Ink on rice paper, c. 1965
Directly cut cylinders
We fondly refer to the above style as “laughing man” although Harry did not name them at all. The above sculptures, while appearing very simple, are actually very difficult to create. The clean straight cut combined with the heat necessary to bend it open while leaving the cut intact is challenging to achieve in one piece. These directly molded pieces were mainly created in the 1960s, but again, as Harry was wont to do, some showed up in the 1970s.
The form below combines several techniques. The near-cube base is simply cut and patinated. The curved shape had to be heated and shaped several times to get the steep curve.
Melt pressed bronze atop patinated base, 6 inches, c. 1968
The blunt end is polished to add interest. This form might be considered directly molded as well as melt pressed. This leads into the melt pressed sculptures themselves.
Ink on rice paper, c. 1968
Molded bronze forms ranging from 4 to 11 inches, c. 1965
The melt pressed pieces were heated by torch to malleability, then forcibly pressed and pounded into various shapes. They were pressed so strongly or so many times that the original metal shape was no longer discernible. I like to call them “paperweights” and Harry sometimes referred to them as “coins.” It would have to be a very strong person to use them as coins! One of these round flat pieces keeps my papers from blowing around on my desk and I like it very much.
Melt pressed, all approximately 3 inches wide, c. 1967
One of the evening ventures in the mid-1960s resulted in forms we call shot fusion. Harry liked to use small beads, about BB pellet size, to create interesting forms. He discovered these shot pellets inside large wooden crates containing the rod supplies he used for tonals. They were leftovers from the process of extruding wires and rods and accidentally landed in the shipping crates. The metal supply companies considered them worthless waste material. Harry explored using these round shots to make fascinating flat surfaces and later as he gained more skill in the unusual technique, other more complex shapes. He liked them so much that he began to order the shot specifically from the metal company, and naturally they charged him for the junk with a newfound use.
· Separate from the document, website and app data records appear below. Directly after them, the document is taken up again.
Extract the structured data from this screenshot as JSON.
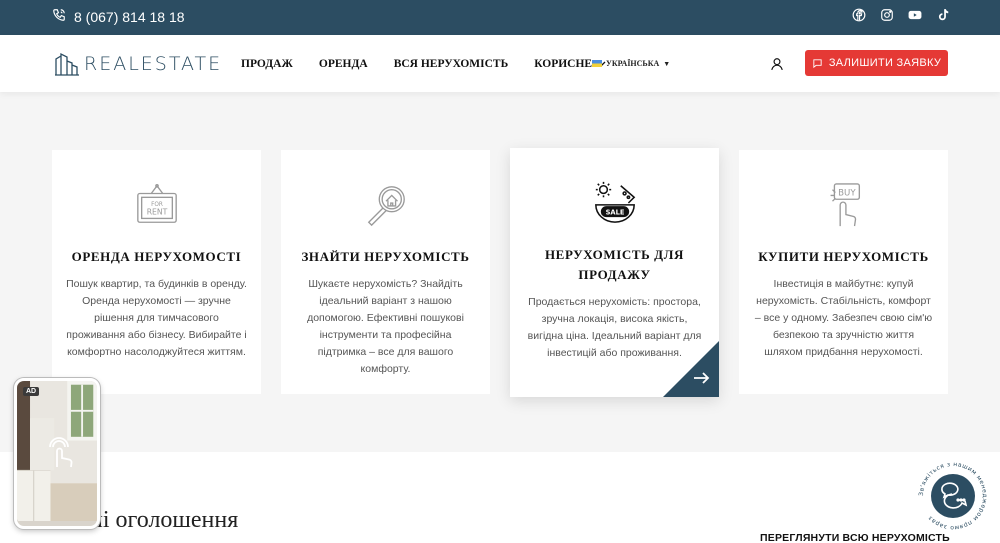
{
  "topbar": {
    "phone": "8 (067) 814 18 18",
    "socials": [
      "facebook-icon",
      "instagram-icon",
      "youtube-icon",
      "tiktok-icon"
    ],
    "bg_color": "#2c4d62"
  },
  "header": {
    "logo_text": "REALESTATE",
    "nav": [
      {
        "label": "ПРОДАЖ"
      },
      {
        "label": "ОРЕНДА"
      },
      {
        "label": "ВСЯ НЕРУХОМІСТЬ"
      },
      {
        "label": "КОРИСНЕ"
      }
    ],
    "language": "УКРАЇНСЬКА",
    "cta_label": "ЗАЛИШИТИ ЗАЯВКУ",
    "cta_color": "#e53935"
  },
  "cards": [
    {
      "icon": "for-rent-sign-icon",
      "title": "ОРЕНДА НЕРУХОМОСТІ",
      "desc": "Пошук квартир, та будинків в оренду. Оренда нерухомості — зручне рішення для тимчасового проживання або бізнесу. Вибирайте і комфортно насолоджуйтеся життям."
    },
    {
      "icon": "search-house-icon",
      "title": "ЗНАЙТИ НЕРУХОМІСТЬ",
      "desc": "Шукаєте нерухомість? Знайдіть ідеальний варіант з нашою допомогою. Ефективні пошукові інструменти та професійна підтримка – все для вашого комфорту."
    },
    {
      "icon": "sale-badge-icon",
      "title": "НЕРУХОМІСТЬ ДЛЯ ПРОДАЖУ",
      "desc": "Продається нерухомість: простора, зручна локація, висока якість, вигідна ціна. Ідеальний варіант для інвестицій або проживання."
    },
    {
      "icon": "buy-hand-icon",
      "title": "КУПИТИ НЕРУХОМІСТЬ",
      "desc": "Інвестиція в майбутнє: купуй нерухомість. Стабільність, комфорт – все у одному. Забезпеч свою сім'ю безпекою та зручністю життя шляхом придбання нерухомості."
    }
  ],
  "lower": {
    "heading": "ні оголошення",
    "view_all": "ПЕРЕГЛЯНУТИ ВСЮ НЕРУХОМІСТЬ"
  },
  "ad": {
    "badge": "AD"
  },
  "chat": {
    "ring_text": "Зв'яжіться з нашим менеджером прямо зараз"
  }
}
Harry was, perhaps, one of the first ecologically minded sculptors, as he enjoyed making use of every scrap of metal that came his way.
11 inch tall shot “tree” with opening at top, recently offered at Freeman’s
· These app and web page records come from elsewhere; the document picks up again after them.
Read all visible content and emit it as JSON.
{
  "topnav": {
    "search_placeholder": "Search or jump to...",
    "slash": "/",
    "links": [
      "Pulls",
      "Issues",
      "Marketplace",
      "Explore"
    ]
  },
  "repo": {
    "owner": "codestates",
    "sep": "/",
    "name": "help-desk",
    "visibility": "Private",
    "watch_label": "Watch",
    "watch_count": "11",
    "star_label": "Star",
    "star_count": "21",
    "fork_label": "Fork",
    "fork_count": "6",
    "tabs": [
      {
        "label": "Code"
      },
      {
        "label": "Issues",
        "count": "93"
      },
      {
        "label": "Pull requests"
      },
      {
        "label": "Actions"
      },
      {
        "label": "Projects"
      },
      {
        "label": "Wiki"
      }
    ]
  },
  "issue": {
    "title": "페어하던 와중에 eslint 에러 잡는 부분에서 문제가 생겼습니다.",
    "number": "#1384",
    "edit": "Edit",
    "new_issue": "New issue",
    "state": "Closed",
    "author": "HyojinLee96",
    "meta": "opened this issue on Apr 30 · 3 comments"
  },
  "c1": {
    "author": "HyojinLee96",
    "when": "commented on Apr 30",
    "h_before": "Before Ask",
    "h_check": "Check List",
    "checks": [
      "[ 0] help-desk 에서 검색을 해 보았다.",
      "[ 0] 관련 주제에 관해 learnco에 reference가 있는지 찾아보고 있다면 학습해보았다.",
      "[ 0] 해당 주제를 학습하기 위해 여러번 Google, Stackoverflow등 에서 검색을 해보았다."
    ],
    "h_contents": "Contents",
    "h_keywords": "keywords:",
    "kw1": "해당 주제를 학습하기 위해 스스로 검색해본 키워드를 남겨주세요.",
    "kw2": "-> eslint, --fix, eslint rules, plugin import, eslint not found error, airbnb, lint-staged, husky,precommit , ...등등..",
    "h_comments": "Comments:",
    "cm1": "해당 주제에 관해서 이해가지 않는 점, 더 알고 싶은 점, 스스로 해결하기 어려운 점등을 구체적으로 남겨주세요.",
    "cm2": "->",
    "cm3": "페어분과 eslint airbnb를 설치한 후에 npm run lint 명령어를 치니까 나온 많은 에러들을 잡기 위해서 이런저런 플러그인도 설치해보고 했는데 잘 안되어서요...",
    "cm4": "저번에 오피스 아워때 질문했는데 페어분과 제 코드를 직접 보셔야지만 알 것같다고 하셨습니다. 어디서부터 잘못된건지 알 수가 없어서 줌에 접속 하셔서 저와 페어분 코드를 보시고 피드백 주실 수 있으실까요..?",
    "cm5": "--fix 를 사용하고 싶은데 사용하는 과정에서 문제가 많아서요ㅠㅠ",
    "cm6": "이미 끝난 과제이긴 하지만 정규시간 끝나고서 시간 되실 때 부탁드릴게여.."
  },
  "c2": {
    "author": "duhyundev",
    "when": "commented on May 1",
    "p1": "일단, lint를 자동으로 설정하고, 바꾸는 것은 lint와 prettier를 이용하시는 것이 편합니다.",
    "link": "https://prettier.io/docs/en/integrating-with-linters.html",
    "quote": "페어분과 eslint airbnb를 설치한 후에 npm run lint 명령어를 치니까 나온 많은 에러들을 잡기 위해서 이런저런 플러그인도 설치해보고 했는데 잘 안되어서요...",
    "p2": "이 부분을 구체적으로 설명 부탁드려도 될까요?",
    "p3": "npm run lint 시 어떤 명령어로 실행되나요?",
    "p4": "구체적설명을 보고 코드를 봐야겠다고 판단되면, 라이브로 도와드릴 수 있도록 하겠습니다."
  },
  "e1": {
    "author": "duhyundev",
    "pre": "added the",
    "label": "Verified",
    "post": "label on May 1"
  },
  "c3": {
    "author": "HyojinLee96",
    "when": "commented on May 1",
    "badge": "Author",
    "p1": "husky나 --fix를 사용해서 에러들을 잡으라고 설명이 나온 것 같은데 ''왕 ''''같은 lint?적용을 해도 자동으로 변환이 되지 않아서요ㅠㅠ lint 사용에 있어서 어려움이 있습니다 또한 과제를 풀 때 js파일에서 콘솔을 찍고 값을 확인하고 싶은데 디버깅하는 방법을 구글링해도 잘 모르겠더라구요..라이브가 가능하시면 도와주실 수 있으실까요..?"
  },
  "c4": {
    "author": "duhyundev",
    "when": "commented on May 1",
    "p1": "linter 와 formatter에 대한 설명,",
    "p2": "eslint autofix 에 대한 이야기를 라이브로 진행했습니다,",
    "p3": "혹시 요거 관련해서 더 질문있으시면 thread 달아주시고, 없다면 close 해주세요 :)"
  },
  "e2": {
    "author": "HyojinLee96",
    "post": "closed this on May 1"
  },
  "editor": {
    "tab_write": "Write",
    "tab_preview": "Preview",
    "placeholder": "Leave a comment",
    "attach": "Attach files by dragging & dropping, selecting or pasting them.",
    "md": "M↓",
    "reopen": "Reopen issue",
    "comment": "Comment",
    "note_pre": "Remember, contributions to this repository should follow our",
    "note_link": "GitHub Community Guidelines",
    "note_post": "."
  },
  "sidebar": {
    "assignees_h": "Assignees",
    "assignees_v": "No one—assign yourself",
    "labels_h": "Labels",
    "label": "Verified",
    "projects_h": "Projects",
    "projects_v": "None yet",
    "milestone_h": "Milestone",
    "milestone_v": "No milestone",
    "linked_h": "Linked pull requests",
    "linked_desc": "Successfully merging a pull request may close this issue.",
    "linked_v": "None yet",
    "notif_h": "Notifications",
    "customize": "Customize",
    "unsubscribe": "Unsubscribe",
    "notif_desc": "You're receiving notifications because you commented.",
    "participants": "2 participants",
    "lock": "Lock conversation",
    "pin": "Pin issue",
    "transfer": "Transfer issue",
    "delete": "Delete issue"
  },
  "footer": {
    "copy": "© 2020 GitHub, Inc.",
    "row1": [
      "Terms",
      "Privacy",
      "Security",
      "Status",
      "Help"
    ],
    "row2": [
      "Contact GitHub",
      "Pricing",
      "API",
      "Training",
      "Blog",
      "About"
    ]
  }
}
The shot fusion sculptures are unique to Harry’s oeuvre, as far as I know. I deduce that he initially laid a flat bronze or copper sheet on his work table, and then gently grouped or placed the shot on the flat surface and welded them all together. Some of the box-like shaped pieces were simply several of the flat plates welded together, as above. But others had to be constructed in a different method, as the shape was not at all flat but rather undulating. If any metal workers in our audience read this and have ideas on how these were built, let us know! Somehow, Harry found a way to site each bead on top of the previous ones, possibly by having a very concentrated flame on the torch. At the top, it appears that he positioned single shots in a single line, which had to be an incredibly painstaking process. He sometimes used the word pebbles for the shots as in “bronze pebble tree.” He played around with this technique for several years until he felt he had explored most options, and then let it go.
13.5 inch figure on base, private Florida collector
I can just imagine the fun and delight he must have had during these adventuresome sessions. It might be compared to a photographer who does beautiful artistic wedding pictures for a living by day and wild special effect fantasy-scapes by night for pleasure. Although, in Harry’s case, he loved all of his creative processes! The only thing he disliked was keeping track of money and the paperwork. It was these smaller pieces that were often rewarded to a wayward visitor who showed enthusiastic interest. Weren’t they lucky!?